RECORD EXCERPTS Start Marker

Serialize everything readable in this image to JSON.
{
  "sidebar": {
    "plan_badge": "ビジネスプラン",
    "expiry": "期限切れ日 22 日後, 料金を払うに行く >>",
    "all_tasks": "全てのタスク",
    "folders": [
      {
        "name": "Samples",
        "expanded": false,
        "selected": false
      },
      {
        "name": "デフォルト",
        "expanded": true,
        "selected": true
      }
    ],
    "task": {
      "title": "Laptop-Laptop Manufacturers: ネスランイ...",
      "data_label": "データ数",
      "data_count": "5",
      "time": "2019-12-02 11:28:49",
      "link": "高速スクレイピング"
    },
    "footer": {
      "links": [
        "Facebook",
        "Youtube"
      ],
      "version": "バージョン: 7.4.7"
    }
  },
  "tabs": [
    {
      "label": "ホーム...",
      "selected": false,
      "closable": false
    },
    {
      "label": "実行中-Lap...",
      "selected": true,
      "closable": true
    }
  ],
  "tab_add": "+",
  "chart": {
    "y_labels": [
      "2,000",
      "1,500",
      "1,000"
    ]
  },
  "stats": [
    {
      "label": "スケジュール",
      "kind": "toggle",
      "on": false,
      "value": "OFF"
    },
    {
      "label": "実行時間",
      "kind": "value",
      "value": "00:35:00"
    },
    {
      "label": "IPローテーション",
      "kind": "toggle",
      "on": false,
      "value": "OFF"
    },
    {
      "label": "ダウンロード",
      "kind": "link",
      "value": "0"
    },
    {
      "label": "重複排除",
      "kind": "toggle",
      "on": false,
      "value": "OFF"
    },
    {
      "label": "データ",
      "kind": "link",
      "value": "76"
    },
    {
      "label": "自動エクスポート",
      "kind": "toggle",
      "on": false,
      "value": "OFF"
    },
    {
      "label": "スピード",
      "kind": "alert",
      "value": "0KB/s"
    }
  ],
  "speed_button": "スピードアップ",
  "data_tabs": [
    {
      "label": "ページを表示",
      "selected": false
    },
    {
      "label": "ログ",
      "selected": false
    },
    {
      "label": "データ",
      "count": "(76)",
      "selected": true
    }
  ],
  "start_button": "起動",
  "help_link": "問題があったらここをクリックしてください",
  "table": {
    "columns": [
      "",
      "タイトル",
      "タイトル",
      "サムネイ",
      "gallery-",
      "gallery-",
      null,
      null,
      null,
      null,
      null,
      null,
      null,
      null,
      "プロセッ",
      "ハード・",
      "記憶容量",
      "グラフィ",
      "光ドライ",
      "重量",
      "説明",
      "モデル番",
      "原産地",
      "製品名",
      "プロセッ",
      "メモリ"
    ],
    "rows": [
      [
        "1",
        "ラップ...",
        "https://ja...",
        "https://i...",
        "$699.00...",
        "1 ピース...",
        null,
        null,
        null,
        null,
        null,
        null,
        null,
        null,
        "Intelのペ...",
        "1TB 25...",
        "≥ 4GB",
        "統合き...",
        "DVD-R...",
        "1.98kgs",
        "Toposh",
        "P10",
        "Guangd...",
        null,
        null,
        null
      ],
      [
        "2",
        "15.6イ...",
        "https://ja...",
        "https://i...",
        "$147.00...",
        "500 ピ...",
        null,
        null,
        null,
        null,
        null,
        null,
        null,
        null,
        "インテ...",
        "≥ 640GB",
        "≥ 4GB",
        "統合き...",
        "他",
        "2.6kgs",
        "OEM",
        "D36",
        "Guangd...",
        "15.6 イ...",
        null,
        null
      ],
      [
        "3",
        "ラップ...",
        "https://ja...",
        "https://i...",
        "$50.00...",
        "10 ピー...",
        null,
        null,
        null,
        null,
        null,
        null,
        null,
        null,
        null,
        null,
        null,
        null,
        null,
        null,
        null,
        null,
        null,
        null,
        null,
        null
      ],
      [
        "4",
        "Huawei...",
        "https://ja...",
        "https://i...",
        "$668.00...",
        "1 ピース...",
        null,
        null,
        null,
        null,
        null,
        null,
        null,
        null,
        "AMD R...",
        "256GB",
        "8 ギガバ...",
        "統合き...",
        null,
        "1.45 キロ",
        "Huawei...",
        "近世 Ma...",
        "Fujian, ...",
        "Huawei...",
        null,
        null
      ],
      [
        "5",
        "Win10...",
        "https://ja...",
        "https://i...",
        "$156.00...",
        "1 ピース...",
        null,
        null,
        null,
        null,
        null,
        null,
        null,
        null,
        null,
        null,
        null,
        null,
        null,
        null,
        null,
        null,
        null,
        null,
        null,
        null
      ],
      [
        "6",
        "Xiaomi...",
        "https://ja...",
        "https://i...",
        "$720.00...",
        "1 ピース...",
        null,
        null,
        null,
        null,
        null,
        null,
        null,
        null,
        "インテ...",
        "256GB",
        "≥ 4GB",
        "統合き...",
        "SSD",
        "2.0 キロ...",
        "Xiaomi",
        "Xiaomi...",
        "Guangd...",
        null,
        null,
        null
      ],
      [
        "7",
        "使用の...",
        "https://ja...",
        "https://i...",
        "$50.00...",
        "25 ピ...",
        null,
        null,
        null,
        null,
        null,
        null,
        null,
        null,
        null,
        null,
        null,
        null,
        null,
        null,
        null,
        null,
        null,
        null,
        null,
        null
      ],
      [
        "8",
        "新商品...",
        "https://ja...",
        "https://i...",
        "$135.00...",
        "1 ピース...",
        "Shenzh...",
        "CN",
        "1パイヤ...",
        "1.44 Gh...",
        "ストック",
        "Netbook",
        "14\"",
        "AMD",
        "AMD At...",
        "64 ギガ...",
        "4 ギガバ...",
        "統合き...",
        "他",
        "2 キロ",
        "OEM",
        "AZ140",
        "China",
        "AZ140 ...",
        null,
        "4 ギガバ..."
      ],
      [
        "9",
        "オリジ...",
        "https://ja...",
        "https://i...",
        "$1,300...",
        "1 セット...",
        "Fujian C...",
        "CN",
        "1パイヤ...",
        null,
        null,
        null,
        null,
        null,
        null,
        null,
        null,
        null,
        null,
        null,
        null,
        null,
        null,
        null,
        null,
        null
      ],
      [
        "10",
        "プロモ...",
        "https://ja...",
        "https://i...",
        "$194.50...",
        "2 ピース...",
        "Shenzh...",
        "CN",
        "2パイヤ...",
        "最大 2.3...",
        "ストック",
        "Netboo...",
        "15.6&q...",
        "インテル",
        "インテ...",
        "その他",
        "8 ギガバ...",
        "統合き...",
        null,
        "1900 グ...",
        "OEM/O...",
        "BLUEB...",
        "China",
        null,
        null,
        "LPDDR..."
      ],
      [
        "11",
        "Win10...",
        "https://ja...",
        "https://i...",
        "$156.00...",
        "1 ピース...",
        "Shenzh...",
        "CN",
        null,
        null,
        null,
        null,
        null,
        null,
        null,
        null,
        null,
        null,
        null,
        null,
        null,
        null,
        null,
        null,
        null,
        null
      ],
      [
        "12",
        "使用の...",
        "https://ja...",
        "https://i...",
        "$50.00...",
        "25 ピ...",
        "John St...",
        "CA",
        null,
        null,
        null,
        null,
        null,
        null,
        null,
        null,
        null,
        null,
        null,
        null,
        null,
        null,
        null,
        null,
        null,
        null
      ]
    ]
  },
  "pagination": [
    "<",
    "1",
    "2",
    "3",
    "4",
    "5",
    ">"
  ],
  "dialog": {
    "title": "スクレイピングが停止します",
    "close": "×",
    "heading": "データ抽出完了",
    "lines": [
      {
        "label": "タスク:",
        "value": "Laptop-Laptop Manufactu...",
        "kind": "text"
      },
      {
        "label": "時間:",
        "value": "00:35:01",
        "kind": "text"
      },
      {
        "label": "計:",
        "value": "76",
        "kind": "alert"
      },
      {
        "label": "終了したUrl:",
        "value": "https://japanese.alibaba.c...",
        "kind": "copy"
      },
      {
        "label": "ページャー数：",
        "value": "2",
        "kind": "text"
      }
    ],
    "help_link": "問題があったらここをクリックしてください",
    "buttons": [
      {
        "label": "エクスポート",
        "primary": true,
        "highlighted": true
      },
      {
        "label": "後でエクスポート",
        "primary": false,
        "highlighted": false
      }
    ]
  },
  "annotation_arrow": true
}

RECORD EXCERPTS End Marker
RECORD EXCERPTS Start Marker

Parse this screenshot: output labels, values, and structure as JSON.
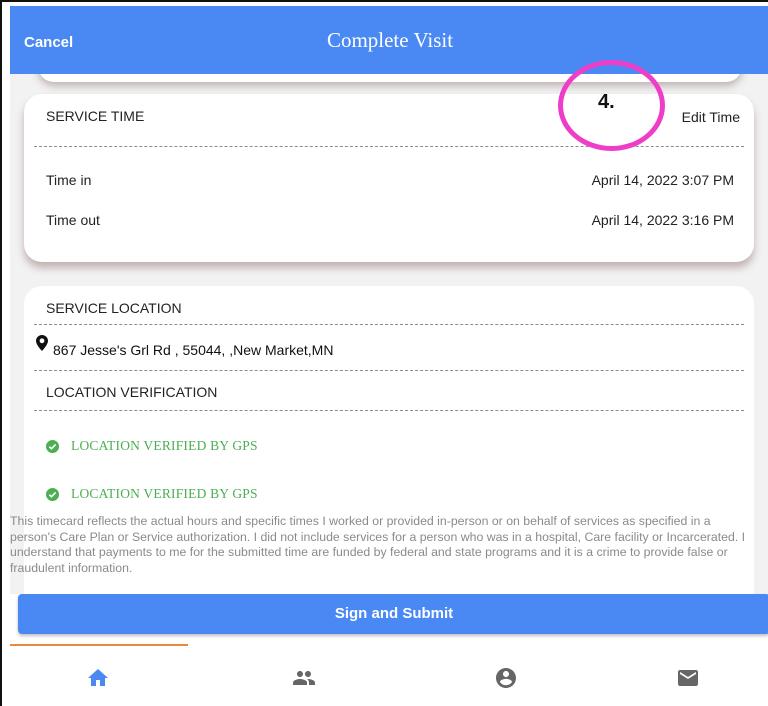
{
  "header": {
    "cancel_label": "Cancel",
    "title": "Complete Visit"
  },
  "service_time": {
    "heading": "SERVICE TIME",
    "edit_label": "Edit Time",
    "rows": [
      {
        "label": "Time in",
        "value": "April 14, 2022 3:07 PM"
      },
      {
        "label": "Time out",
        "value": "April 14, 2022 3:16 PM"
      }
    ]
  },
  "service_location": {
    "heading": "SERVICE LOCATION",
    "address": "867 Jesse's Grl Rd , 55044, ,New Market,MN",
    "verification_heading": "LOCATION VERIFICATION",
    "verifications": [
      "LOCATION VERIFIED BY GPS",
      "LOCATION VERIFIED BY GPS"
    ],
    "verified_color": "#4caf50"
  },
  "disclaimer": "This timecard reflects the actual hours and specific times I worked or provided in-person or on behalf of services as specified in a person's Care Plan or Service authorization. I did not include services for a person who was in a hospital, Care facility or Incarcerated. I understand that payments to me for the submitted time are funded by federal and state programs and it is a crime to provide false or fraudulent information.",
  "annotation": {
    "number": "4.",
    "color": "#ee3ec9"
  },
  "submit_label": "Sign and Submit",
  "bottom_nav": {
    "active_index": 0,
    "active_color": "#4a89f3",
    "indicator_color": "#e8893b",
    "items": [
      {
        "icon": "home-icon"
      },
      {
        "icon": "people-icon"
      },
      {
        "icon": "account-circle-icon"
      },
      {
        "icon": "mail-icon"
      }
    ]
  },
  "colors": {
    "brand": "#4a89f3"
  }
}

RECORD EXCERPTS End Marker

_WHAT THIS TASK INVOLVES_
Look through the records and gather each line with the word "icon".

_WRITTEN ANSWER_
        "icon": "home-icon"
        "icon": "people-icon"
        "icon": "account-circle-icon"
        "icon": "mail-icon"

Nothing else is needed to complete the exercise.